Less time for visiting my friends online. Less time for having fun. Less time for playing with my dog.
All because I have too much stuff to get rid of before I sell my house.
How much better off would I be if I just had dog stuff and not so much human stuff?
My Dog Loves Her Stuff
My dog Honey is no minimalist. She loves going to her toy basket and picking out just the right thing to play with.
She has balls, bones, and squeakies.
But if I threw out every dog toy tomorrow, Honey would still be happy.
She’d make her own toys, for one thing. Every stick, pine cone, and pile of snow makes her as happy as the most expensive dog toy available.
And her favorite toy of all is a rather cute, 51-year-old man with light freckles and a weird sense of humor. He does take up some room. But he’s also easy to move for dusting and vacuuming.
Going Through Stuff
By modern standards, my house is small. So we’re clearing out rooms to make them look more roomy to potential buyers. And I’m sorting through everything. It’s amazing how many categories of stuff we have.
Paperwork – In the attic I found old tax records, research notes from an academic article I published in the 1990s, and evidence of old legal squabbles. Reviewing our files brought back painful memories that were still less distressing than tearing up thousands of page before tossing them into recycling bins.
Too ugly to give away – We work hard to keep things out of the landfill. Between composting and recycling, we only put garbage out every other month or less. But we also pile up stuff that’s not good enough to donate, not recyclable, and yet have not yet figured out how to repurpose it.
I have a pile of hideous pillows and a torn pair of jeans that might make a good dog toy. If I could only find some time.
Gifts – I had one family member who was an avid gift giver. While she was alive, I kept a box in the closet labeled “donate” to catch her gifts within minutes after we received them.
Stuff I love but can’t keep – My sister bought me a paper lamp shaped like a puppy. I smile every time I turn it on.
And it goes so well with the other puppy-theme objects in my office.
Useful, but rarely – The wooden tool that pushes dough into my tassie pans is useful–the once every year or two that I decide to bake pecan tartlets for Christmas.
And I love homemade ice cream. But how often do I make it?
I could go on but I’m depressing myself. And every second I spent writing is time I could spend listing stuff on Craigslist or tossing it into the recycling bin.
Thinking About Stuff Like A Dog
The biggest thing I’ve learned about stuff over the years is that it’s not about the stuff. It’s about the meaning we give the stuff.
To a human, an old resume isn’t a piece of paper with words on it. It’s proof of our success and failure. An art kit is an aspiration to creativity. And sentimental objects are reminders of people we’ve loved.
But dogs collect moments instead of stuff.
Dogs are fully alive in everything they do. They don’t need reminders of the past or objects to make them better in the future. They’re just fine they way they are.
And they carry their memories in their hearts.

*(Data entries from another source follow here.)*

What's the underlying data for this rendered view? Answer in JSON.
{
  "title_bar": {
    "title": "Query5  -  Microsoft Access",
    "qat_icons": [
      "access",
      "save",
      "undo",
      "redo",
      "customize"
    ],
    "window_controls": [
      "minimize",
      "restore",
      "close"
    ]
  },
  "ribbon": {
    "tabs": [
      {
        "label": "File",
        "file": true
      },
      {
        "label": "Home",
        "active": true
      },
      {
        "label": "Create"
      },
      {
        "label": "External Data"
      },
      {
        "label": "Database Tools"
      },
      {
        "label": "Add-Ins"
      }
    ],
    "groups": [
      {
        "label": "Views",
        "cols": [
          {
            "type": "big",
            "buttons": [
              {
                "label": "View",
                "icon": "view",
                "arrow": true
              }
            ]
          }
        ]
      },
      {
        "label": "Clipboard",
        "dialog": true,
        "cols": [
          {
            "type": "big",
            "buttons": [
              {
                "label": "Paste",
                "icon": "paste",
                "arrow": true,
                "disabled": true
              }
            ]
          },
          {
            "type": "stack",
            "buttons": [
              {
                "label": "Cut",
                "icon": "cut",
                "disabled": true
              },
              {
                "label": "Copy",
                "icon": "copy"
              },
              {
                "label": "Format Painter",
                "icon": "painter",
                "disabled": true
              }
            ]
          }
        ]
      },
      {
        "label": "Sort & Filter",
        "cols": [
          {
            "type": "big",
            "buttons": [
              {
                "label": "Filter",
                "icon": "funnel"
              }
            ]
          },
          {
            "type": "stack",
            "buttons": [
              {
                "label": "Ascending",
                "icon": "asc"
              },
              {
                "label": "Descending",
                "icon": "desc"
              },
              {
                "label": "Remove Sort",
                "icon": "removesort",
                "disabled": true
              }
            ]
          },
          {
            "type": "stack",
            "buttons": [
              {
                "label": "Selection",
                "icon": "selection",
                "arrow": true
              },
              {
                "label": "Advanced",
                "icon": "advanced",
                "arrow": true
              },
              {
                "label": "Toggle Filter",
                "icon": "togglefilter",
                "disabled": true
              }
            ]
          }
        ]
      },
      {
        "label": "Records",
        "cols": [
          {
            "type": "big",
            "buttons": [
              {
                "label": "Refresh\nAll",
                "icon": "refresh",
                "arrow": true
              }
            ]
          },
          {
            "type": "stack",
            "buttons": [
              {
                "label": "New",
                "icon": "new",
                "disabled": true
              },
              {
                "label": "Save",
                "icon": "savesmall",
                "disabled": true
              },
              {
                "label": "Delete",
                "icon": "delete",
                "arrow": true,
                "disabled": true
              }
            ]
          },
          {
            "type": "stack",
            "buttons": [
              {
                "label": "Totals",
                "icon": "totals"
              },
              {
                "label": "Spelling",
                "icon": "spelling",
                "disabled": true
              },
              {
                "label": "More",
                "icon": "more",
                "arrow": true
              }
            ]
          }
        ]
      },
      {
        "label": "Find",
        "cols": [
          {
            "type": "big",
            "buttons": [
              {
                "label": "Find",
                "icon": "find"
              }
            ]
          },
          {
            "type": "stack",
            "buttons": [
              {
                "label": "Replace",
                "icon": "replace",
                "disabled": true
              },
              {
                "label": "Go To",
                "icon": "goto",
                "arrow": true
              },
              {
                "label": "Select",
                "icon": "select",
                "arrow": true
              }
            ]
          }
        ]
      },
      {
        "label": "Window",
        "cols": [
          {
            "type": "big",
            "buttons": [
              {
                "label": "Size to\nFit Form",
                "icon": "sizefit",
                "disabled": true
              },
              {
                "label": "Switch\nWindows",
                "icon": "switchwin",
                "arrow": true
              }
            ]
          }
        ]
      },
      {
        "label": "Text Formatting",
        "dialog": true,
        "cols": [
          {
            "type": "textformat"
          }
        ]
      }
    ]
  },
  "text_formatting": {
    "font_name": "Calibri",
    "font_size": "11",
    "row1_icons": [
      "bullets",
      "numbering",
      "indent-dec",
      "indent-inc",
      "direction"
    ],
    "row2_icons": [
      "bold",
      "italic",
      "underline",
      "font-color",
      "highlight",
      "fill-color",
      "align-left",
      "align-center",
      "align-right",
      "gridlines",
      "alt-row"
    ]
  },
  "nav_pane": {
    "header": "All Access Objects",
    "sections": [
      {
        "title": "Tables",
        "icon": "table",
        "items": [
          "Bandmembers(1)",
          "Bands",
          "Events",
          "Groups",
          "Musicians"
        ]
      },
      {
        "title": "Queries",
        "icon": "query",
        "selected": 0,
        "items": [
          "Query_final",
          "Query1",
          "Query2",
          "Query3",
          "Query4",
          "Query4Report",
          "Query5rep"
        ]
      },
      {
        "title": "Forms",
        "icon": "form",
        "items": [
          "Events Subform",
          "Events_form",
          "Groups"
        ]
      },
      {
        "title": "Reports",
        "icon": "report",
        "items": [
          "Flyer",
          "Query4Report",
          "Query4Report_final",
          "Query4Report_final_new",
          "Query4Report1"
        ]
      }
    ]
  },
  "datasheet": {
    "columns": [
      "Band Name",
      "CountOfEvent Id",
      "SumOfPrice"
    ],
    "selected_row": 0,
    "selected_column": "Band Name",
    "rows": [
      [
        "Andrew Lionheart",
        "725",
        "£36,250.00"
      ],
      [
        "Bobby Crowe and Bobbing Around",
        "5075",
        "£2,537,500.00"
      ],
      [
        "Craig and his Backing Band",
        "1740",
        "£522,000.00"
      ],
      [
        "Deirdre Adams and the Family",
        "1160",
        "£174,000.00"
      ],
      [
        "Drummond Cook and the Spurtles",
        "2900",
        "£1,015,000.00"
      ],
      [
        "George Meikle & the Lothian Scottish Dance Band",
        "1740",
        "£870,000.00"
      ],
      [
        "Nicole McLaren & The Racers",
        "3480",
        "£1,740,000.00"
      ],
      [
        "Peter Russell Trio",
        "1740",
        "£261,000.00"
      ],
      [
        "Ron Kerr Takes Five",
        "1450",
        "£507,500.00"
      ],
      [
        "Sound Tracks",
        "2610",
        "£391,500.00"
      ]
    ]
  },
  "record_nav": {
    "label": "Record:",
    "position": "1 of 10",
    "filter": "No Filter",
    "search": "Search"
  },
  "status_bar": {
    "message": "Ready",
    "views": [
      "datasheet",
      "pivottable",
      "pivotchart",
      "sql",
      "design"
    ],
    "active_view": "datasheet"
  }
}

When a dog reunites with someone she loves, she brings all the love from the past of the relationship into the present in an explosion of joy. And she doesn’t need a yearbook, photo album, or tchotchkes to do it.
Instead of feeling sad about going through my stuff, I’m going to tell myself that with every item I get rid of I’m becoming more like my dog.
And if I come even close to being like Honey, I’ll count it as a big success.
Your Turn: What do you think your dog would teach you about your stuff?